A former partner at consulting firm McKinsey & Co. has been charged with trading on inside information he had obtained about the potential acquisition of GreenSky Inc. while advising the buyer about the deal.
The U.S. Securities and Exchange Commission said Puneet Dikshit, who worked for McKinsey in New York, purchased highly speculative GreenSky call options in advance of the Sept. 15, 2021 announcement of the specialty lending firm’s $2.2 billion acquisition by his client, Goldman Sachs.
With the options set to expire on Sept. 17, he cashed them in for a profit of nearly $450,000, a return of approximately 1,944% on his investment, the SEC alleged in a civil complaint.
Dikshit, 40, was arrested Wednesday on parallel criminal charges of securities fraud that carry a maximum sentence of 20 years in prison.
“We allege that Dikshit breached duties to his employer and his client by misusing their confidential information for his own financial gain,” Joseph G. Sansone, chief of the SEC Enforcement Division’s Market Abuse Unit, said in a news release.
According to the SEC, Dikshit led McKinsey’s North America unsecured lending and digital payments service lines and was part of the team that advised Goldman about “point-of-sale lending generally and GreenSky specifically,” giving him access to material nonpublic information about a possible takeover of the lender.
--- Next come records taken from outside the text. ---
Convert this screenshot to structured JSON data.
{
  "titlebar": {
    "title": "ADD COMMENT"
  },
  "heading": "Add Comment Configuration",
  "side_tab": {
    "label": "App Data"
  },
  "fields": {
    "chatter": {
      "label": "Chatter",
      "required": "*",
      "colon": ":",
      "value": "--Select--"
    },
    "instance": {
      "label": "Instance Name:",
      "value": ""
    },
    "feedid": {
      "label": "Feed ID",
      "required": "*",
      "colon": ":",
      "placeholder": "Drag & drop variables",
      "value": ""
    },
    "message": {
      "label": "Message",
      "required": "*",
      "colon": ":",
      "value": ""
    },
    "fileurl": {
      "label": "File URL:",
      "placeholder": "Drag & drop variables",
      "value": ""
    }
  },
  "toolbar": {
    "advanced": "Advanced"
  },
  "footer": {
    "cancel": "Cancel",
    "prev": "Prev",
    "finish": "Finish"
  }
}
At first, Dikshit allegedly traded in relatively small numbers of GreenSky call options, purchasing some contracts after Goldman asked people at McKinsey, including Dikshit, to draft a document addressing its potential acquisition of GreenSky.
But in the two days immediately preceding the public announcement of the deal, the SEC said, he spent approximately $23,100 on bullish options with a $10 strike price and a Sept. 17 expiration date.
After Goldman announced its $12.11-per-share offer, the stock, which had closed at $7.77 on Sept. 14, jumped above the strike price and Dikshit allegedly liquidated his options for proceeds of $449,128.
A McKinsey spokesman said Dikshit had been fired for a gross violation of the firm’s policies and code of conduct. “We have zero tolerance for the appalling behavior described in the complaint and we will continue cooperating with the authorities,” the spokesman said.